The above story is based on materials provided by New York Medical College. Note: Materials may be edited for content and length.


Journal Reference:

  1. Aylin Pelin Cil, Heejung Bang, Kutluk Oktay. Age-specific probability of live birth with oocyte cryopreservation: an individual patient data meta-analysis. Fertility and Sterility, 2013; DOI: 10.1016/j.fertnstert.2013.04.023

Cite This Page:

New York Medical College. "Researchers shed new light on egg freezing success rates." ScienceDaily. ScienceDaily, 29 May 2013. <www.sciencedaily.com/releases/2013/05/130529154642.htm>.
New York Medical College. (2013, May 29). Researchers shed new light on egg freezing success rates. ScienceDaily. Retrieved April 17, 2014 from www.sciencedaily.com/releases/2013/05/130529154642.htm
New York Medical College. "Researchers shed new light on egg freezing success rates." ScienceDaily. www.sciencedaily.com/releases/2013/05/130529154642.htm (accessed April 17, 2014).

Share This



More Health & Medicine News

Thursday, April 17, 2014

Featured Research

from universities, journals, and other organizations


Featured Videos

from AP, Reuters, AFP, and other news services

Could Even Casual Marijuana Use Alter Your Brain?

Could Even Casual Marijuana Use Alter Your Brain?

Newsy (Apr. 16, 2014) — A new study conducted by researchers at Northwestern and Harvard suggests even casual marijuana use can alter your brain. Video provided by Newsy
Powered by NewsLook.com
Thousands Of Vials Of SARS Virus Go Missing

Thousands Of Vials Of SARS Virus Go Missing

Newsy (Apr. 16, 2014) — A research institute in Paris somehow misplaced more than 2,000 vials of the deadly SARS virus. Video provided by Newsy
Powered by NewsLook.com
Formerly Conjoined Twins Released From Dallas Hospital

Formerly Conjoined Twins Released From Dallas Hospital

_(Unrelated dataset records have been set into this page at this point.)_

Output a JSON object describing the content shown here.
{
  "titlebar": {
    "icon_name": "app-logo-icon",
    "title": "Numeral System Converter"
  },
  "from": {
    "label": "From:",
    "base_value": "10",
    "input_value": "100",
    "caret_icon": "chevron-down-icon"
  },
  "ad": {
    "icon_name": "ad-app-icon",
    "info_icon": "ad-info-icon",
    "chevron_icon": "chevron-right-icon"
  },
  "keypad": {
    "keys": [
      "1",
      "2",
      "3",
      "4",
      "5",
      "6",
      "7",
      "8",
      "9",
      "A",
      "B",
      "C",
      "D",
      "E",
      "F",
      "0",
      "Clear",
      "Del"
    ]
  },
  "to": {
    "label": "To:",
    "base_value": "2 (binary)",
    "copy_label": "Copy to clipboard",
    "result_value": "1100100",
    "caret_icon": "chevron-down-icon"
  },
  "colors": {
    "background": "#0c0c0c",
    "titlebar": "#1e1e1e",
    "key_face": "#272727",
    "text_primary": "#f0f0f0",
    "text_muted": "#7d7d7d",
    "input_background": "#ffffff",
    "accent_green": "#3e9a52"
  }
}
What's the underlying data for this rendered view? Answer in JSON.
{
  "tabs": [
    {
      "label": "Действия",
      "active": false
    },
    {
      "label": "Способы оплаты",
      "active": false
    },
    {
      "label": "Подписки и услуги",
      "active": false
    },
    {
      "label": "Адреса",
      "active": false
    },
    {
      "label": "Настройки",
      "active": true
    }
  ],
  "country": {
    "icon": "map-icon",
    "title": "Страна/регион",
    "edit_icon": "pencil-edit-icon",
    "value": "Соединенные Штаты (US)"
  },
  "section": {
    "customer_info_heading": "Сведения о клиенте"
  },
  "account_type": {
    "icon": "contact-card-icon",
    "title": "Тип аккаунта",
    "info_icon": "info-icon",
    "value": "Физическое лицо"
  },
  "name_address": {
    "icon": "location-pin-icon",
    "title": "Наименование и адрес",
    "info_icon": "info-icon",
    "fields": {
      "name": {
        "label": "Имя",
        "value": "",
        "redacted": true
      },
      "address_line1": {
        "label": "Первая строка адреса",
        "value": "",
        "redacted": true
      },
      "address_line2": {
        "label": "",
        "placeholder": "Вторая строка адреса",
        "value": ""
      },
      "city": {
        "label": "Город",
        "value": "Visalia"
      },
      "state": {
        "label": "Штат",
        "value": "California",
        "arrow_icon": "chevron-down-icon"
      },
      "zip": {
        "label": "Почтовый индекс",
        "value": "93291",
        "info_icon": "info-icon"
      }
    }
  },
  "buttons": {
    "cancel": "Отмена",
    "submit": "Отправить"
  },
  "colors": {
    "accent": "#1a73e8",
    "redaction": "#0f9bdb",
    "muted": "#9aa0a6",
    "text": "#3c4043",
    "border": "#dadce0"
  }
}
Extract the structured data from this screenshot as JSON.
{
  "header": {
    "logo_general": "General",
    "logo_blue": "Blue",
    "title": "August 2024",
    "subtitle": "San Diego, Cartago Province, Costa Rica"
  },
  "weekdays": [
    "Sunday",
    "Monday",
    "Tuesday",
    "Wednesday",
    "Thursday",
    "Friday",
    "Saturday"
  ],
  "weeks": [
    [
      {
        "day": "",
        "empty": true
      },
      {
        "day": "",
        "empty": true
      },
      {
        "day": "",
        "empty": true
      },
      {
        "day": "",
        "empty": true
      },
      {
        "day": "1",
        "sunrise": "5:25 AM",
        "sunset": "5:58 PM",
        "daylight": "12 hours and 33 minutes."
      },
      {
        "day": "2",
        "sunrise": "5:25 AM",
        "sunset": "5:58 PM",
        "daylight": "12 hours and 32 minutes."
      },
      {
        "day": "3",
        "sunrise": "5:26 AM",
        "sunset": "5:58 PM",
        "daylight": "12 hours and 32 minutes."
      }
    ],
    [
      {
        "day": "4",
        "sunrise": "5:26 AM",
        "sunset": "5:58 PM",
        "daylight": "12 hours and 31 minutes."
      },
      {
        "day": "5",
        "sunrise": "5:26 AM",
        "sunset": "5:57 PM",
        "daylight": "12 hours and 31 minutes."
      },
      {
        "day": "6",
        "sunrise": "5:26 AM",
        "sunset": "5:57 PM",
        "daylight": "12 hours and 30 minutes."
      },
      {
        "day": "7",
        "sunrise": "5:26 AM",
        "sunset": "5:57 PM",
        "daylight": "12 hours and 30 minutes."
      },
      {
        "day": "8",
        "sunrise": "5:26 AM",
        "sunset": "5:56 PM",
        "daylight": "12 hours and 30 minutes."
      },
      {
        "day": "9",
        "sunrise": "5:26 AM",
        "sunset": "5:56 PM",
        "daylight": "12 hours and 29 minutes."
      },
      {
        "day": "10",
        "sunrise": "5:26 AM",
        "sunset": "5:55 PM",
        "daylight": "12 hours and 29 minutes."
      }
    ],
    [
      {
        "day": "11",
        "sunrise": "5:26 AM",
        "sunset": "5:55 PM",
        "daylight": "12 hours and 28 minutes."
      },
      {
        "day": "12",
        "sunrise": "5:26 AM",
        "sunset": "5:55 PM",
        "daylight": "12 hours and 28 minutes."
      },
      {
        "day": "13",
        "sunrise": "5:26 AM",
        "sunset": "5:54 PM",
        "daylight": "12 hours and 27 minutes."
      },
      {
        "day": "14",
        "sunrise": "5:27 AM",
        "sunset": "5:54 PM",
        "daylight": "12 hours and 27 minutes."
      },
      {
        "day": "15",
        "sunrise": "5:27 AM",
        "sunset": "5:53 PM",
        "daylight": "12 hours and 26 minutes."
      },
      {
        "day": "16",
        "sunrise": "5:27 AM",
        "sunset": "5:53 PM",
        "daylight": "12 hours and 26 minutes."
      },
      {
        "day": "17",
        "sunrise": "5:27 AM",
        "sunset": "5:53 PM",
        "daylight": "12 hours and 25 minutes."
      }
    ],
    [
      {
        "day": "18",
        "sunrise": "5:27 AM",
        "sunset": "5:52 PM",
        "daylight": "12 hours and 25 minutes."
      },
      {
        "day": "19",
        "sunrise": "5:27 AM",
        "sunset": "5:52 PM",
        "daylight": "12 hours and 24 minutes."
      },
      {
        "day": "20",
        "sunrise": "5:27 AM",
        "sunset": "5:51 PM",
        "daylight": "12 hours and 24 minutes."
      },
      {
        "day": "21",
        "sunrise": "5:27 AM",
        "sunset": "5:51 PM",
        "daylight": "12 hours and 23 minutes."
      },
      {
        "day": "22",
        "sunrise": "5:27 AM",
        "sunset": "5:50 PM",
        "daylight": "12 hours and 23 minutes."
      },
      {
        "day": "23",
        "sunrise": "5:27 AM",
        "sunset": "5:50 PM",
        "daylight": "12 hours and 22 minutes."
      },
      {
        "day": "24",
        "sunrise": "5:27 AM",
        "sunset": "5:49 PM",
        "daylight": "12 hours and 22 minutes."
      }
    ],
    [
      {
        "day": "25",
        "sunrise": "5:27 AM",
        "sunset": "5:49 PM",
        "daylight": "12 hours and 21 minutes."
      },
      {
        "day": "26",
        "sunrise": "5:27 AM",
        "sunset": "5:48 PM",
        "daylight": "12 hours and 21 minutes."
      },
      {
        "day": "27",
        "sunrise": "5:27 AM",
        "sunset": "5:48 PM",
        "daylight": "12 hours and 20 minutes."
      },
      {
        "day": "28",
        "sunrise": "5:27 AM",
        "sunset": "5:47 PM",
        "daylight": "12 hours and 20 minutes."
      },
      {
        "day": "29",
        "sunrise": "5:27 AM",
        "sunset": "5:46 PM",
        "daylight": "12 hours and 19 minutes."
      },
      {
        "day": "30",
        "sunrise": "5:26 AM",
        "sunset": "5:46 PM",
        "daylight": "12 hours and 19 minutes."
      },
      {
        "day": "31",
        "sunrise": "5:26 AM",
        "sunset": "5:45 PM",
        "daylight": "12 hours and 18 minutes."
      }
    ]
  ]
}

Newsy (Apr. 16, 2014) — Conjoined twins Emmett and Owen Ezell were separated by doctors in August. Now, nearly nine months later, they're being released from the hospital. Video provided by Newsy
Powered by NewsLook.com
Ebola Outbreak Now Linked To 121 Deaths

Ebola Outbreak Now Linked To 121 Deaths

Newsy (Apr. 15, 2014) — The ebola virus outbreak in West Africa is now linked to 121 deaths. Health officials fear the virus will continue to spread in urban areas. Video provided by Newsy
Powered by NewsLook.com

Search ScienceDaily

Number of stories in archives: 140,361

Find with keyword(s):
 
Enter a keyword or phrase to search ScienceDaily for related topics and research stories.

Save/Print:
Share:  

Breaking News:
from the past week

In Other News

... from NewsDaily.com

Science News

Health News

Environment News

Technology News



Save/Print:
Share:  

Free Subscriptions


Get the latest science news with ScienceDaily's free email newsletters, updated daily and weekly. Or view hourly updated newsfeeds in your RSS reader:

Get Social & Mobile


Keep up to date with the latest news from ScienceDaily via social networks and mobile apps:

Have Feedback?


Tell us what you think of ScienceDaily -- we welcome both positive and negative comments. Have any problems using the site? Questions?
Mobile iPhone Android Web
Follow Facebook Twitter Google+
Subscribe RSS Feeds Email Newsletters
Latest Headlines Health & Medicine Mind & Brain Space & Time Matter & Energy Computers & Math Plants & Animals Earth & Climate Fossils & Ruins